"I think that as we seek higher office, it's important for folks to really get to know us," he said. "Is it an invasion of privacy? Absolutely. But I have opted to step into this arena of public service, so therefore it's important for me to open up so that people get a chance to know all they can about me. I hope that the other candidates will follow suit. I think they should. I think it's a responsibility that we have to be as transparent as we possibly can."
Is he paying his fair share of taxes?
"Absolutely ... I'm paying what the law says I'm supposed to pay." Otherwise, he'd be shooting himself in the foot once the public gets a chance to comb through the tax documents posted on his website today.
James noted that his tax docs show that like many Americans, he's had a tough run in this economy.
"I've had to make the interest payments to the debt on my assets," he said. His gross personal income shrank to $260,730 in 2010 from a five-year high of $4,210,677 in 2006. Most people at the intersection of Real Street and Main Street would agree that's a steep drop but, yeah, still not too shabby.
And while tax documents provide only the slightest insight into the moral fiber of a person's being, James wants people to know there's more to him than financial disclosure and athletic prowess.
"I have a plethora of my experiences in my life, whether that was making it as a professional athlete, being a rancher, broadcaster, the broadcasting school that I opened and ran for 10 years, the business that I have had have given me a broad perspective of reality -- real street," he said. All of that, in addition to being a husband and dad, are the reasons he believes voters should elect him as senator.
"I'm talking about understanding the challenges of life.

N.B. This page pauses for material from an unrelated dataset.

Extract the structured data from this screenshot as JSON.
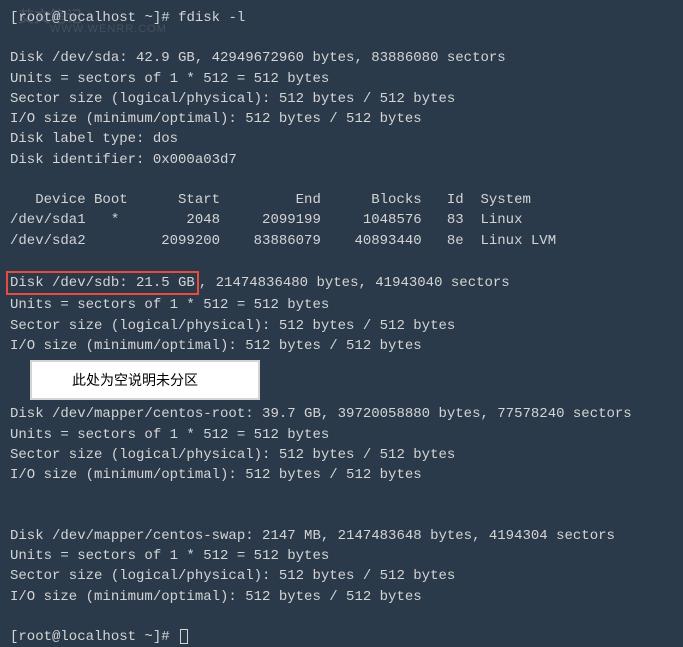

I think life is what qualifies you to be a U.S. senator," he said. That, and opening your books for the world to see.